  19. ^ Belamaric, Goran (2011). "Lashing forces – Easeacon lashing module" (PDF). Faculty of Maritime Studies – SPLIT. p. 50.
  20. ^ "Patent US5809489 – Method for determining a stowage plan". Retrieved 22 April 2016.
  21. ^ Avriel, Mordecai. "Stowage planning for container ships to reduce the number of shifts". Annals of Operations Research. 76: 55–71. doi:10.1023/A:1018956823693. Retrieved 22 April 2016.
  22. ^ Karanc. "How to Plan Cargo Containers Stowage on Container Ship?". MarineInsight. Retrieved 21 May 2016.
  23. ^ Avriel, Mordecai; Penn, Michal; Shpirer, Naomi (15 July 2000). "Container ship stowage problem: complexity and connection to the coloring of circle graphs". Discrete Applied Mathematics.
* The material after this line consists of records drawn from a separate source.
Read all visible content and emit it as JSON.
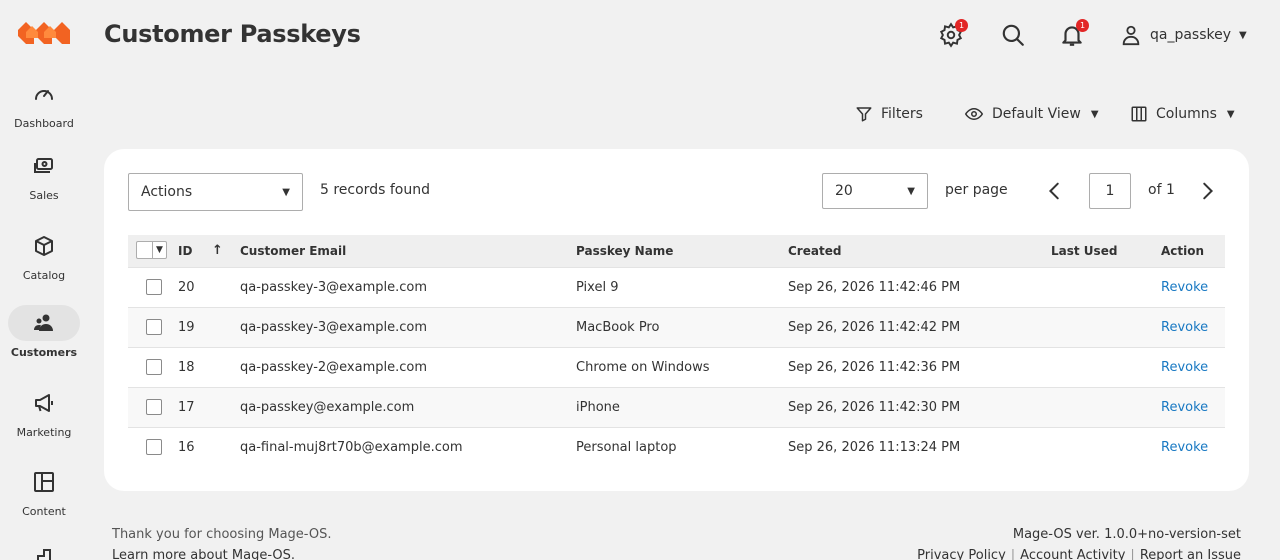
{
  "sidebar": {
    "items": [
      {
        "label": "Dashboard",
        "icon": "gauge-icon"
      },
      {
        "label": "Sales",
        "icon": "cash-icon"
      },
      {
        "label": "Catalog",
        "icon": "box-icon"
      },
      {
        "label": "Customers",
        "icon": "users-icon",
        "active": true
      },
      {
        "label": "Marketing",
        "icon": "megaphone-icon"
      },
      {
        "label": "Content",
        "icon": "layout-icon"
      }
    ]
  },
  "header": {
    "title": "Customer Passkeys",
    "system_messages_count": "1",
    "notifications_count": "1",
    "username": "qa_passkey"
  },
  "toolbar": {
    "filters_label": "Filters",
    "view_label": "Default View",
    "columns_label": "Columns"
  },
  "grid": {
    "actions_label": "Actions",
    "records_found": "5 records found",
    "per_page_value": "20",
    "per_page_label": "per page",
    "current_page": "1",
    "page_of": "of 1",
    "columns": {
      "id": "ID",
      "email": "Customer Email",
      "passkey_name": "Passkey Name",
      "created": "Created",
      "last_used": "Last Used",
      "action": "Action"
    },
    "rows": [
      {
        "id": "20",
        "email": "qa-passkey-3@example.com",
        "passkey_name": "Pixel 9",
        "created": "Sep 26, 2026 11:42:46 PM",
        "last_used": "",
        "action": "Revoke"
      },
      {
        "id": "19",
        "email": "qa-passkey-3@example.com",
        "passkey_name": "MacBook Pro",
        "created": "Sep 26, 2026 11:42:42 PM",
        "last_used": "",
        "action": "Revoke"
      },
      {
        "id": "18",
        "email": "qa-passkey-2@example.com",
        "passkey_name": "Chrome on Windows",
        "created": "Sep 26, 2026 11:42:36 PM",
        "last_used": "",
        "action": "Revoke"
      },
      {
        "id": "17",
        "email": "qa-passkey@example.com",
        "passkey_name": "iPhone",
        "created": "Sep 26, 2026 11:42:30 PM",
        "last_used": "",
        "action": "Revoke"
      },
      {
        "id": "16",
        "email": "qa-final-muj8rt70b@example.com",
        "passkey_name": "Personal laptop",
        "created": "Sep 26, 2026 11:13:24 PM",
        "last_used": "",
        "action": "Revoke"
      }
    ]
  },
  "footer": {
    "thanks": "Thank you for choosing Mage-OS.",
    "learn_more": "Learn more about Mage-OS.",
    "version": "Mage-OS ver. 1.0.0+no-version-set",
    "links": [
      "Privacy Policy",
      "Account Activity",
      "Report an Issue"
    ]
  },
  "colors": {
    "brand_orange": "#f26322",
    "link_blue": "#1979c3",
    "badge_red": "#e22626"
  }
}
ScienceDirect. 103 (1–3): 271–279. doi:10.1016/S0166-218X(99)00245-0.
  24. ^ Taleb-Ibrahimi, Mounira; de Castilho, Bernardo; Daganzo, Carlos F. (February 1993). "Storage space vs handling work in container terminals". Transportation Research Part B: Methodological. 27 (1): 13–32. doi:10.1016/0191-2615(93)90009-Y.
  25. ^ Corbett, Peter; Hill, Peter (2009). A Modern Plague of Pirates. Captain Peter Corbett. p. 38. ISBN 0-9562107-0-8.

Further reading[edit]